By Beth Gordon From Issue No. 4

There is no orange in my dreams where green bottle flies swarm
and glisten, like shiny sharp tornadoes, an eternal nuclear winter as far
as the soul can see, as cold as pink embalming fluid that adds a glow

to the faces of the dead.  I don’t search for the sun, I don’t look up, I’m on
the edge of finding a cure for cystic fibrosis. Tomato plants grow taller
than my knees, taller than the top of trees, but nothing ever

ripens, nothing bursts bright juice or saturated seeds.  If I were to find that
distant star, my eyes would never adjust, like coming in after a day in
the New Mexico desert, watching man’s creation melt sand

into glass. I don’t pretend to understand smallpox or diphtheria,
the quarantine has failed, a great white owl swims in the muddy river waiting
for migrating catfish to arrive.  Ghosts without sound, survivors

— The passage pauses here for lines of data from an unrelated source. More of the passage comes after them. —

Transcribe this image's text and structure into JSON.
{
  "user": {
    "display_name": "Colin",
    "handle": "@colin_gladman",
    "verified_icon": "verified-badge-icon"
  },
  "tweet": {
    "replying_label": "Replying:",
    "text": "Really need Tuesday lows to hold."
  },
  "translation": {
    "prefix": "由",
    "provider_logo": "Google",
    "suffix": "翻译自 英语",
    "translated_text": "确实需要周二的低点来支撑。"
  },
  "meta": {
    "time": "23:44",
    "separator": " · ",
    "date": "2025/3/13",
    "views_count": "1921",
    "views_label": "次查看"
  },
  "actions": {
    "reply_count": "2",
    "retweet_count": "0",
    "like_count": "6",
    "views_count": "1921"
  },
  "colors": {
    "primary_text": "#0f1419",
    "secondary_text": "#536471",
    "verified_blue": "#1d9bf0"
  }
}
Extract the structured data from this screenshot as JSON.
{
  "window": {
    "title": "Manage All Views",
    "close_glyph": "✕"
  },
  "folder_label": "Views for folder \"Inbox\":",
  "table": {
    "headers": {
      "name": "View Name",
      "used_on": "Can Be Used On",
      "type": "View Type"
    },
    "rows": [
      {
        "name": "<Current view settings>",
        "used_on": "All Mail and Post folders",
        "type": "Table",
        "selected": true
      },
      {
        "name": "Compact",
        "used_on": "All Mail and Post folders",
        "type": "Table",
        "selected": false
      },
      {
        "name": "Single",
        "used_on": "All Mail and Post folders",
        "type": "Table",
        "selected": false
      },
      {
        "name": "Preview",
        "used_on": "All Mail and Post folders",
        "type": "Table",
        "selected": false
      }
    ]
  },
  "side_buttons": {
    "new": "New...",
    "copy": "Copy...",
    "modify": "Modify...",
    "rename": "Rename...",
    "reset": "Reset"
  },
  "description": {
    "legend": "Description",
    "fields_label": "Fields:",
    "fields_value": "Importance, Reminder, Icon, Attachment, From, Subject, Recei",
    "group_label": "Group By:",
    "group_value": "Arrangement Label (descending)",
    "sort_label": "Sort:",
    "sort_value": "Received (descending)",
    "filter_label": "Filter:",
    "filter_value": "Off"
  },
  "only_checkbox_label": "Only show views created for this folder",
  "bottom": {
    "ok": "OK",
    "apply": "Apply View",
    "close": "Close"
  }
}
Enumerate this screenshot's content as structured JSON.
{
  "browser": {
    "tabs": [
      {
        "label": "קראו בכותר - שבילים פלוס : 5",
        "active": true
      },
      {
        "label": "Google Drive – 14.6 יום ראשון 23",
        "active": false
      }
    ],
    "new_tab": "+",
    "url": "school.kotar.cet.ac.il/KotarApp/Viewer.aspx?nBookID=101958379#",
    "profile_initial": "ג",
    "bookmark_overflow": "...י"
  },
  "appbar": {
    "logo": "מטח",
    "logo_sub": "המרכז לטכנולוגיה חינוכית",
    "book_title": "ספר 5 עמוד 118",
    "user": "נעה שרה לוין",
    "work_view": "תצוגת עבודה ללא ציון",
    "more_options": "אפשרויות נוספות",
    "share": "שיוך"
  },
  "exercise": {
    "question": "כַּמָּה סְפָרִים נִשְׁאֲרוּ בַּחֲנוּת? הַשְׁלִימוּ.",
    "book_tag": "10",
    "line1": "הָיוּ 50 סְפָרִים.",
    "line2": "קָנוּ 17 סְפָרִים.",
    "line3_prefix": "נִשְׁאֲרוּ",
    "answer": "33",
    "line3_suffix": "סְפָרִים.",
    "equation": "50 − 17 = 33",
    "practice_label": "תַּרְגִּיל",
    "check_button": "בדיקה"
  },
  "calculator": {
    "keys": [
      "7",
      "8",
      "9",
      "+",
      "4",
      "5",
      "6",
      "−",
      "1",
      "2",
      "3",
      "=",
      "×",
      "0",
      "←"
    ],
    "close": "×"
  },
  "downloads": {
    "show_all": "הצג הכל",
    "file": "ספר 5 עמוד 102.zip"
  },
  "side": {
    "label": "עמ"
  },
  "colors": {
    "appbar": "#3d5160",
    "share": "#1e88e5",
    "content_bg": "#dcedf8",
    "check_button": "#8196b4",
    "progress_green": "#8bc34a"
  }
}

of my nightmares, they appear in my path, they don’t pause, they don’t
acknowledge my presence, DNA testing is unnecessary, we already know
the results. They walk, these unusual things, deceptive as cows,

they smell the water, the owl’s talons, the fire in my lungs. They turn
a frozen corner and one-by-one they disappear, the last one turns
and mutters. Don’t forget the tiger lilies.  I wake to orange flowers.

About Beth Gordon More From Issue No. 4